▶ Work task: Can you reproduce the data beneath, keeping every line exact?

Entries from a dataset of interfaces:
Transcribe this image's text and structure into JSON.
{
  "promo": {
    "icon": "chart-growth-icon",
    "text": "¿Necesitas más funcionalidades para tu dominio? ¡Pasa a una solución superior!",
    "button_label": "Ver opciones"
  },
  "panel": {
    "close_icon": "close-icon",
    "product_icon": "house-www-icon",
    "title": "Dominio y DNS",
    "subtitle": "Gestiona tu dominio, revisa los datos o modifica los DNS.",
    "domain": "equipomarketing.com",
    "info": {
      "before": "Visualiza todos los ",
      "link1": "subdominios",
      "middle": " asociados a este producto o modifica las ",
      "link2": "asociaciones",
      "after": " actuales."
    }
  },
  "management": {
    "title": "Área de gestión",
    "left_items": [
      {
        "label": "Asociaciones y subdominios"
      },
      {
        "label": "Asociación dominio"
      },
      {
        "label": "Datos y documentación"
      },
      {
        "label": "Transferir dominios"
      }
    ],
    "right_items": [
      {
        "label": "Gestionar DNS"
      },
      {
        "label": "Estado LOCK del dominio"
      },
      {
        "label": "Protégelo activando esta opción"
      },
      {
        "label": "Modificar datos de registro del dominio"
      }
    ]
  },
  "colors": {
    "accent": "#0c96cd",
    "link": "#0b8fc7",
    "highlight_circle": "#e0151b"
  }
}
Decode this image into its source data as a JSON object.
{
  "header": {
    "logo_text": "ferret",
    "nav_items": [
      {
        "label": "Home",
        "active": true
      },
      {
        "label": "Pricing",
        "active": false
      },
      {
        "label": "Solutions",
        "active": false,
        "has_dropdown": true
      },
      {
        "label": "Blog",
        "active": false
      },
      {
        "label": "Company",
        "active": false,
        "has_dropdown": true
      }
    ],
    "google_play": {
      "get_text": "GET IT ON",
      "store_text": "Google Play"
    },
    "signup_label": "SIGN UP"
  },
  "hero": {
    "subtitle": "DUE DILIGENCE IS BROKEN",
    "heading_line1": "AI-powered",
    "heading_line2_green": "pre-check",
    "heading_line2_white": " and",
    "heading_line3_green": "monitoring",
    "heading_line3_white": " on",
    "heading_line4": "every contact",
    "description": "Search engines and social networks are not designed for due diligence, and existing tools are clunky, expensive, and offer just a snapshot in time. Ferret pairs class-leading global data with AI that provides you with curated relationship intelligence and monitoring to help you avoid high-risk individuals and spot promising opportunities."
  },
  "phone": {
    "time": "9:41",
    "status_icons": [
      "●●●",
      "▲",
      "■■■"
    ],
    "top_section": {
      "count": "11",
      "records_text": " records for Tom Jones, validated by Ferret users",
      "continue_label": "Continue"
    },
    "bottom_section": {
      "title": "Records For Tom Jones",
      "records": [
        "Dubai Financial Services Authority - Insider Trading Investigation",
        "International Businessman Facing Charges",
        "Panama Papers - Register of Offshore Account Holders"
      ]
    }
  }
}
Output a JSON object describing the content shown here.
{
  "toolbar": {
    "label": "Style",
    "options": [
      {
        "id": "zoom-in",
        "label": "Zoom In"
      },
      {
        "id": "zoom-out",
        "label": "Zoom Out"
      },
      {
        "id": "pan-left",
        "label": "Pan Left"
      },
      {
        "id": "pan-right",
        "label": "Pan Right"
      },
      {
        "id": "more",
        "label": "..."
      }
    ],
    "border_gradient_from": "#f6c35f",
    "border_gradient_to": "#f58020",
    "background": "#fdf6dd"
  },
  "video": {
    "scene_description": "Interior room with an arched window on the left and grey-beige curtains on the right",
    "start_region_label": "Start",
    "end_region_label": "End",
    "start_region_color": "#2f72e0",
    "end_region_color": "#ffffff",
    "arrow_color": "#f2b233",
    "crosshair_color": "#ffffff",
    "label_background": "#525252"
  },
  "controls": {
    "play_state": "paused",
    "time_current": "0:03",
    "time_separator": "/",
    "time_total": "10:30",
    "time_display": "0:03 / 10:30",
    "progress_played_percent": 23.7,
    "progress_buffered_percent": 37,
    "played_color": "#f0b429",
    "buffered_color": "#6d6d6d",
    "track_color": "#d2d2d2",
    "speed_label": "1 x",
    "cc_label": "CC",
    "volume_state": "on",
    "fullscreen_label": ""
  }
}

▶ Exercise result:
Transcribe this image's text and structure into JSON.
{
  "promo": {
    "icon": "chart-growth-icon",
    "text": "¿Necesitas más funcionalidades para tu dominio? ¡Pasa a una solución superior!",
    "button_label": "Ver opciones"
  },
  "panel": {
    "close_icon": "close-icon",
    "product_icon": "house-www-icon",
    "title": "Dominio y DNS",
    "subtitle": "Gestiona tu dominio, revisa los datos o modifica los DNS.",
    "domain": "equipomarketing.com",
    "info": {
      "before": "Visualiza todos los ",
      "link1": "subdominios",
      "middle": " asociados a este producto o modifica las ",
      "link2": "asociaciones",
      "after": " actuales."
    }
  },
  "management": {
    "title": "Área de gestión",
    "left_items": [
      {
        "label": "Asociaciones y subdominios"
      },
      {
        "label": "Asociación dominio"
      },
      {
        "label": "Datos y documentación"
      },
      {
        "label": "Transferir dominios"
      }
    ],
    "right_items": [
      {
        "label": "Gestionar DNS"
      },
      {
        "label": "Estado LOCK del dominio"
      },
      {
        "label": "Protégelo activando esta opción"
      },
      {
        "label": "Modificar datos de registro del dominio"
      }
    ]
  },
  "colors": {
    "accent": "#0c96cd",
    "link": "#0b8fc7",
    "highlight_circle": "#e0151b"
  }
}
Decode this image into its source data as a JSON object.
{
  "header": {
    "logo_text": "ferret",
    "nav_items": [
      {
        "label": "Home",
        "active": true
      },
      {
        "label": "Pricing",
        "active": false
      },
      {
        "label": "Solutions",
        "active": false,
        "has_dropdown": true
      },
      {
        "label": "Blog",
        "active": false
      },
      {
        "label": "Company",
        "active": false,
        "has_dropdown": true
      }
    ],
    "google_play": {
      "get_text": "GET IT ON",
      "store_text": "Google Play"
    },
    "signup_label": "SIGN UP"
  },
  "hero": {
    "subtitle": "DUE DILIGENCE IS BROKEN",
    "heading_line1": "AI-powered",
    "heading_line2_green": "pre-check",
    "heading_line2_white": " and",
    "heading_line3_green": "monitoring",
    "heading_line3_white": " on",
    "heading_line4": "every contact",
    "description": "Search engines and social networks are not designed for due diligence, and existing tools are clunky, expensive, and offer just a snapshot in time. Ferret pairs class-leading global data with AI that provides you with curated relationship intelligence and monitoring to help you avoid high-risk individuals and spot promising opportunities."
  },
  "phone": {
    "time": "9:41",
    "status_icons": [
      "●●●",
      "▲",
      "■■■"
    ],
    "top_section": {
      "count": "11",
      "records_text": " records for Tom Jones, validated by Ferret users",
      "continue_label": "Continue"
    },
    "bottom_section": {
      "title": "Records For Tom Jones",
      "records": [
        "Dubai Financial Services Authority - Insider Trading Investigation",
        "International Businessman Facing Charges",
        "Panama Papers - Register of Offshore Account Holders"
      ]
    }
  }
}
Output a JSON object describing the content shown here.
{
  "toolbar": {
    "label": "Style",
    "options": [
      {
        "id": "zoom-in",
        "label": "Zoom In"
      },
      {
        "id": "zoom-out",
        "label": "Zoom Out"
      },
      {
        "id": "pan-left",
        "label": "Pan Left"
      },
      {
        "id": "pan-right",
        "label": "Pan Right"
      },
      {
        "id": "more",
        "label": "..."
      }
    ],
    "border_gradient_from": "#f6c35f",
    "border_gradient_to": "#f58020",
    "background": "#fdf6dd"
  },
  "video": {
    "scene_description": "Interior room with an arched window on the left and grey-beige curtains on the right",
    "start_region_label": "Start",
    "end_region_label": "End",
    "start_region_color": "#2f72e0",
    "end_region_color": "#ffffff",
    "arrow_color": "#f2b233",
    "crosshair_color": "#ffffff",
    "label_background": "#525252"
  },
  "controls": {
    "play_state": "paused",
    "time_current": "0:03",
    "time_separator": "/",
    "time_total": "10:30",
    "time_display": "0:03 / 10:30",
    "progress_played_percent": 23.7,
    "progress_buffered_percent": 37,
    "played_color": "#f0b429",
    "buffered_color": "#6d6d6d",
    "track_color": "#d2d2d2",
    "speed_label": "1 x",
    "cc_label": "CC",
    "volume_state": "on",
    "fullscreen_label": ""
  }
}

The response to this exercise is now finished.